Work task:
Give back the full listing as written. No pictures go with it.
○ ○ ○
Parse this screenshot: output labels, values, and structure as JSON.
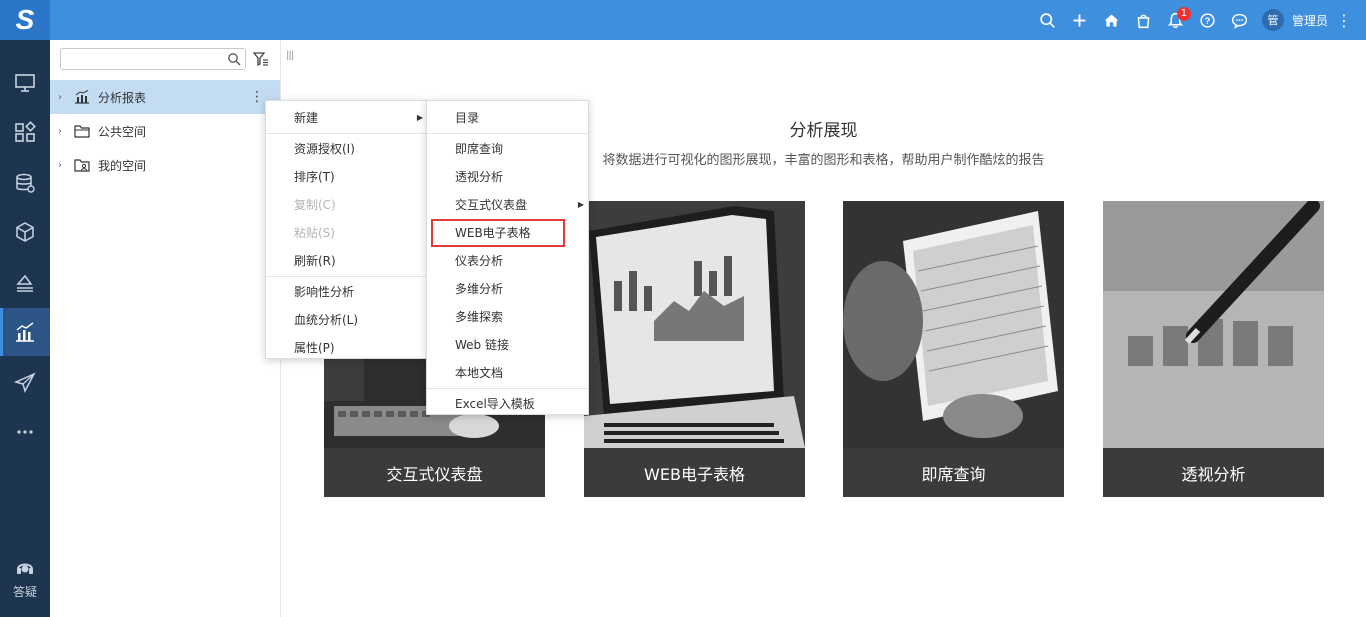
{
  "app": {
    "logo": "S"
  },
  "topbar": {
    "icons": [
      "search-icon",
      "plus-icon",
      "home-icon",
      "bag-icon",
      "bell-icon",
      "help-icon",
      "chat-icon"
    ],
    "notification_count": "1",
    "avatar_text": "管",
    "username": "管理员",
    "more": "⋮"
  },
  "leftnav": {
    "items": [
      "monitor-icon",
      "apps-icon",
      "database-icon",
      "cube-icon",
      "layers-icon",
      "chart-icon",
      "send-icon",
      "more-icon"
    ],
    "active_index": 5,
    "help_label": "答疑"
  },
  "tree": {
    "search": {
      "value": "",
      "placeholder": ""
    },
    "items": [
      {
        "label": "分析报表",
        "selected": true
      },
      {
        "label": "公共空间",
        "selected": false
      },
      {
        "label": "我的空间",
        "selected": false
      }
    ],
    "row_menu": "⋮"
  },
  "main": {
    "collapse_glyph": "|||",
    "title": "分析展现",
    "subtitle": "将数据进行可视化的图形展现，丰富的图形和表格，帮助用户制作酷炫的报告",
    "cards": [
      {
        "label": "交互式仪表盘"
      },
      {
        "label": "WEB电子表格"
      },
      {
        "label": "即席查询"
      },
      {
        "label": "透视分析"
      }
    ]
  },
  "context_menu": {
    "items": [
      {
        "label": "新建",
        "disabled": false,
        "submenu": true
      },
      {
        "label": "资源授权(I)",
        "disabled": false
      },
      {
        "label": "排序(T)",
        "disabled": false
      },
      {
        "label": "复制(C)",
        "disabled": true
      },
      {
        "label": "粘贴(S)",
        "disabled": true
      },
      {
        "label": "刷新(R)",
        "disabled": false
      },
      {
        "label": "影响性分析",
        "disabled": false
      },
      {
        "label": "血统分析(L)",
        "disabled": false
      },
      {
        "label": "属性(P)",
        "disabled": false
      }
    ]
  },
  "submenu": {
    "items": [
      {
        "label": "目录"
      },
      {
        "label": "即席查询"
      },
      {
        "label": "透视分析"
      },
      {
        "label": "交互式仪表盘",
        "submenu": true
      },
      {
        "label": "WEB电子表格",
        "highlighted": true
      },
      {
        "label": "仪表分析"
      },
      {
        "label": "多维分析"
      },
      {
        "label": "多维探索"
      },
      {
        "label": "Web 链接"
      },
      {
        "label": "本地文档"
      },
      {
        "label": "Excel导入模板"
      }
    ]
  },
  "colors": {
    "topbar": "#3f8fdf",
    "leftnav": "#1e3552",
    "selected_row": "#c4dcf2",
    "highlight": "#e03c3c"
  }
}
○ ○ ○
Reply to the task:
Parse this screenshot: output labels, values, and structure as JSON.
{
  "app": {
    "logo": "S"
  },
  "topbar": {
    "icons": [
      "search-icon",
      "plus-icon",
      "home-icon",
      "bag-icon",
      "bell-icon",
      "help-icon",
      "chat-icon"
    ],
    "notification_count": "1",
    "avatar_text": "管",
    "username": "管理员",
    "more": "⋮"
  },
  "leftnav": {
    "items": [
      "monitor-icon",
      "apps-icon",
      "database-icon",
      "cube-icon",
      "layers-icon",
      "chart-icon",
      "send-icon",
      "more-icon"
    ],
    "active_index": 5,
    "help_label": "答疑"
  },
  "tree": {
    "search": {
      "value": "",
      "placeholder": ""
    },
    "items": [
      {
        "label": "分析报表",
        "selected": true
      },
      {
        "label": "公共空间",
        "selected": false
      },
      {
        "label": "我的空间",
        "selected": false
      }
    ],
    "row_menu": "⋮"
  },
  "main": {
    "collapse_glyph": "|||",
    "title": "分析展现",
    "subtitle": "将数据进行可视化的图形展现，丰富的图形和表格，帮助用户制作酷炫的报告",
    "cards": [
      {
        "label": "交互式仪表盘"
      },
      {
        "label": "WEB电子表格"
      },
      {
        "label": "即席查询"
      },
      {
        "label": "透视分析"
      }
    ]
  },
  "context_menu": {
    "items": [
      {
        "label": "新建",
        "disabled": false,
        "submenu": true
      },
      {
        "label": "资源授权(I)",
        "disabled": false
      },
      {
        "label": "排序(T)",
        "disabled": false
      },
      {
        "label": "复制(C)",
        "disabled": true
      },
      {
        "label": "粘贴(S)",
        "disabled": true
      },
      {
        "label": "刷新(R)",
        "disabled": false
      },
      {
        "label": "影响性分析",
        "disabled": false
      },
      {
        "label": "血统分析(L)",
        "disabled": false
      },
      {
        "label": "属性(P)",
        "disabled": false
      }
    ]
  },
  "submenu": {
    "items": [
      {
        "label": "目录"
      },
      {
        "label": "即席查询"
      },
      {
        "label": "透视分析"
      },
      {
        "label": "交互式仪表盘",
        "submenu": true
      },
      {
        "label": "WEB电子表格",
        "highlighted": true
      },
      {
        "label": "仪表分析"
      },
      {
        "label": "多维分析"
      },
      {
        "label": "多维探索"
      },
      {
        "label": "Web 链接"
      },
      {
        "label": "本地文档"
      },
      {
        "label": "Excel导入模板"
      }
    ]
  },
  "colors": {
    "topbar": "#3f8fdf",
    "leftnav": "#1e3552",
    "selected_row": "#c4dcf2",
    "highlight": "#e03c3c"
  }
}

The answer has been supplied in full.